Finally, Henderson argues that the district court erred in sentencing him under a mandatory guidelines scheme, requiring a resentencing. Henderson is correct that the district court erred in applying the guidelines as mandatory. United States v. Booker, 543 U.S. 220, 125 S. Ct. 738, 160 L. Ed. 2d 621 (2005). Because Henderson preserved his argument in the district court, this court reviews for harmless error. United States v. Haidley, 400 F.3d 642, 644 (8th Cir. 2005). This court has held that mandatory application of the guidelines is harmless error when the district court had the discretion to impose a lesser sentence but instead sentenced the defendant in the middle of the sentencing range. United States v. Sutherlin, 424 F.3d 726, 728 (8th Cir. 2005). Here, the district court sentenced Henderson to 63 months of imprisonment—the top of the guideline range—and made comments adverse to Henderson. The Government met its burden of showing harmless error.

Henderson's conviction and sentence are affirmed.
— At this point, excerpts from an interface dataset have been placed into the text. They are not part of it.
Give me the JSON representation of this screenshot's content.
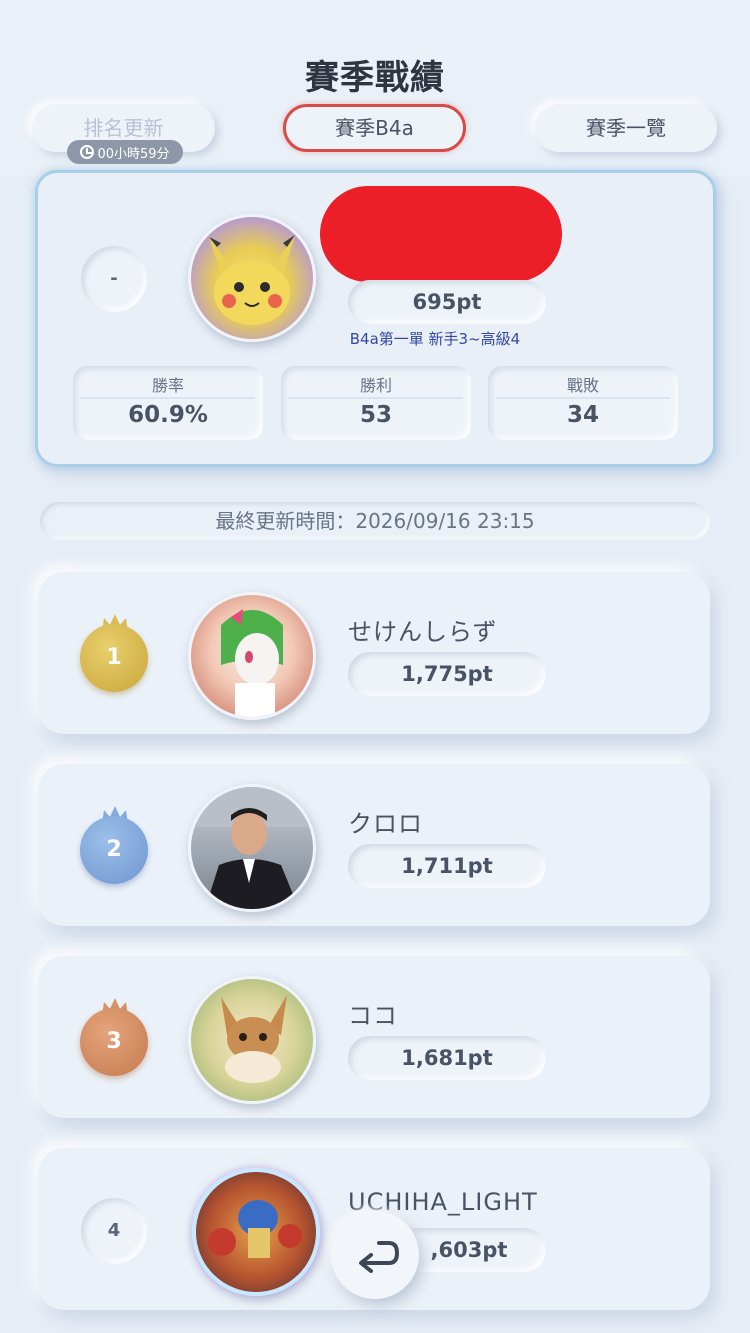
{
  "header": {
    "title": "賽季戰績",
    "rank_update_label": "排名更新",
    "timer": "00小時59分",
    "season_label": "賽季B4a",
    "season_list_label": "賽季一覽"
  },
  "me": {
    "rank": "-",
    "points": "695pt",
    "note": "B4a第一單 新手3~高級4",
    "stats": [
      {
        "label": "勝率",
        "value": "60.9%"
      },
      {
        "label": "勝利",
        "value": "53"
      },
      {
        "label": "戰敗",
        "value": "34"
      }
    ]
  },
  "last_update": "最終更新時間：2026/09/16 23:15",
  "leaderboard": [
    {
      "rank": "1",
      "name": "せけんしらず",
      "points": "1,775pt",
      "medal": "gold"
    },
    {
      "rank": "2",
      "name": "クロロ",
      "points": "1,711pt",
      "medal": "silver"
    },
    {
      "rank": "3",
      "name": "ココ",
      "points": "1,681pt",
      "medal": "bronze"
    },
    {
      "rank": "4",
      "name": "UCHIHA_LIGHT",
      "points": ",603pt",
      "medal": "none"
    }
  ],
  "icons": {
    "back": "back-arrow-icon",
    "clock": "clock-icon",
    "crown": "crown-icon"
  },
  "colors": {
    "accent": "#d94a4a",
    "line": "#5fc6dc",
    "redaction": "#ec1e27"
  }
}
The Honorable Carol E. Jackson, United States District Judge for the Eastern District of Missouri


Henderson argues that he does not have to demonstrate prejudice to his substantial rights, claiming the failure to file the disclosure statement is a structural error. However, the Supreme Court has not recognized nondisclosure as a structural error See Arizona v. Fulminante, 499 U.S. 279, 309-310, 111 S. Ct. 1246, 113 L. Ed. 2d 302 (1991); see also Neder v. United States, 527 U.S. 1, 8, 119 S. Ct. 1827, 144 L. Ed. 2d 35 (1999) (listing the "very limited class of cases" in which structural error has been found).